The personalities and attitudes of the riders at that old event were a far cry from those of the hard, but laid-back and unassuming folks toeing the line in Breckenridge. The Mercury start list was loaded with top riders that were, well, loaded. This was the height of the EPO era. There wasn’t yet a test for the drug. Riders used it with impunity. Jerome Chiotti won the overall that year, as he did every year prior. Jerome won the world championships in 1996 and later, in retiring, gave his gold medal to runner-up Thomas Frischknecht, admitting that he’d doped to do it. A filthy cheat? Yes. The least-cowardly doper that has ever clipped into a pedal? Maybe. That year he made $12,000 in Steamboat.

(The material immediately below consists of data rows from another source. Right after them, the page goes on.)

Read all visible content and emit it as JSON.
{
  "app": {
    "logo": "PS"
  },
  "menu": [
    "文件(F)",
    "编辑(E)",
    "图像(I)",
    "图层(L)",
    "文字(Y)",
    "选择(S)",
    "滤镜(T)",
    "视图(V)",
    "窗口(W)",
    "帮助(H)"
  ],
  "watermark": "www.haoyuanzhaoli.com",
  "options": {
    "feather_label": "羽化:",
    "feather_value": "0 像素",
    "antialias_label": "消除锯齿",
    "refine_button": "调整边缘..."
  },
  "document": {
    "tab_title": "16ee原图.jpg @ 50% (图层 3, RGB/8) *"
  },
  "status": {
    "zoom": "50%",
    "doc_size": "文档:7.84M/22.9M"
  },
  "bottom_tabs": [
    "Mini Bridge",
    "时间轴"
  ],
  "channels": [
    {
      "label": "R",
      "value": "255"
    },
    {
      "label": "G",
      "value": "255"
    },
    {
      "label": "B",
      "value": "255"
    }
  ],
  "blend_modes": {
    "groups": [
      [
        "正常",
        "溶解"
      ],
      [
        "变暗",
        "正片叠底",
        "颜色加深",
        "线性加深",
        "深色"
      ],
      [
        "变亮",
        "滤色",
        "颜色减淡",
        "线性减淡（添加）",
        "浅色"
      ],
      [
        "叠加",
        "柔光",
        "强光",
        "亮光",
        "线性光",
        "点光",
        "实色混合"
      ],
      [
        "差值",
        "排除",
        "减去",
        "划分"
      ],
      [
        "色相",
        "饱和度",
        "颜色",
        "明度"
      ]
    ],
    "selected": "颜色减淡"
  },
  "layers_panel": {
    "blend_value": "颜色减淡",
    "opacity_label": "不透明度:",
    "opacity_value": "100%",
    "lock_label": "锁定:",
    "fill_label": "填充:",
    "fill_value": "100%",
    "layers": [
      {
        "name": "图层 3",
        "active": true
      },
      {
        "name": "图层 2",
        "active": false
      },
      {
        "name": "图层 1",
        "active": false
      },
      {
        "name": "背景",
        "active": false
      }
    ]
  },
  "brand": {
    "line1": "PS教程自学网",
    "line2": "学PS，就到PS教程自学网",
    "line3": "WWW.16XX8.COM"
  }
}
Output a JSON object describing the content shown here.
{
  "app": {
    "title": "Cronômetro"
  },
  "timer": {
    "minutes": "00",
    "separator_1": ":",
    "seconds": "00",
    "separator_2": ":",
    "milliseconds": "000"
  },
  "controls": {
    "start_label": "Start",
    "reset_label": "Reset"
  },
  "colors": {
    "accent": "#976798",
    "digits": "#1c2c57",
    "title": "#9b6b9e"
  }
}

On the long drive home to Oregon, I had a smile on my face and an $800 check in my pocket. More money than I’d have made staying home and delivering Domino’s pizza. A personal victory big enough that I still remember the details some 16 years later.
Leaving Denver this year for the short flight home, there was no big check in my wallet. But I left with a greater knowledge of myself, my equipment, a few fellow riders, and a particularly rugged and lovely part of Colorado. I was also coming home from Colorado skinnier than I’d arrived, and with a flashy new belt buckle to hold my pants up. To some bike racers, that’s as good as money in the bank.